Start of DATA SUPPLIED

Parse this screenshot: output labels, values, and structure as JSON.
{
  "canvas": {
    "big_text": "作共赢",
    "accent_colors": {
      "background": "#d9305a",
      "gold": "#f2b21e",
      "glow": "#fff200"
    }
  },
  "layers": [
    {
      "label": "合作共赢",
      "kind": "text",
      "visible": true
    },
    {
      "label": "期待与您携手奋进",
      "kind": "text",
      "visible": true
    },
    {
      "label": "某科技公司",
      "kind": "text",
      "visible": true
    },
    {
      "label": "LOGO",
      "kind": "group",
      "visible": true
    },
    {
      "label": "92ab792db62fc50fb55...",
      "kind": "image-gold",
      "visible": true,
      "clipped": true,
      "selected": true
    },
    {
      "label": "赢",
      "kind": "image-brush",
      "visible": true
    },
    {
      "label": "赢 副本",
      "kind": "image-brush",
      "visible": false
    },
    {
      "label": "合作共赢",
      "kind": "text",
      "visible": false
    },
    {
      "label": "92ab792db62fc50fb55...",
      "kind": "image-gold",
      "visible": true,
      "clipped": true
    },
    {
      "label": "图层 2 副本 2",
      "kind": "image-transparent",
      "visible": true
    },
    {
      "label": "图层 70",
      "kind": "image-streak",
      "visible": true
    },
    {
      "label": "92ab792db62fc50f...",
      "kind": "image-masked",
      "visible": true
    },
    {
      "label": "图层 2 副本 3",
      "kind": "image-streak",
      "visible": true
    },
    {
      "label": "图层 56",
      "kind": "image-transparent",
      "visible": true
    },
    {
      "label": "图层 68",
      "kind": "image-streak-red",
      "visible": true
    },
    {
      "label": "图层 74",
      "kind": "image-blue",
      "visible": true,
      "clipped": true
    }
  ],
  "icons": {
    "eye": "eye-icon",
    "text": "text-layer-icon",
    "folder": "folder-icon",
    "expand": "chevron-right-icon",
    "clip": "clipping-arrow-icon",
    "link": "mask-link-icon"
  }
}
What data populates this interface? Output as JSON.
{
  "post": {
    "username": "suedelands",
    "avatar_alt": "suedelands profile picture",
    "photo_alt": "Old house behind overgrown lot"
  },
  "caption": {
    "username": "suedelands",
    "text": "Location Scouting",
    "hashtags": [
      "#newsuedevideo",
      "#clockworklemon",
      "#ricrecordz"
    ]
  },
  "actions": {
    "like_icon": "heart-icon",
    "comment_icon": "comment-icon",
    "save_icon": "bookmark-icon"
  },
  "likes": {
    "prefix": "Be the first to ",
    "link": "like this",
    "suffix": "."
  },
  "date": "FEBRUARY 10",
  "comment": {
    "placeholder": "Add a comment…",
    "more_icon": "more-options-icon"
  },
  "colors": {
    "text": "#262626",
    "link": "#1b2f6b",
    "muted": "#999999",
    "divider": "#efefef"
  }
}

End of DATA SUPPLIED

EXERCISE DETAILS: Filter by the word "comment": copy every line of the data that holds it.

THE ANSWER:
    "comment_icon": "comment-icon",
  "comment": {
    "placeholder": "Add a comment…",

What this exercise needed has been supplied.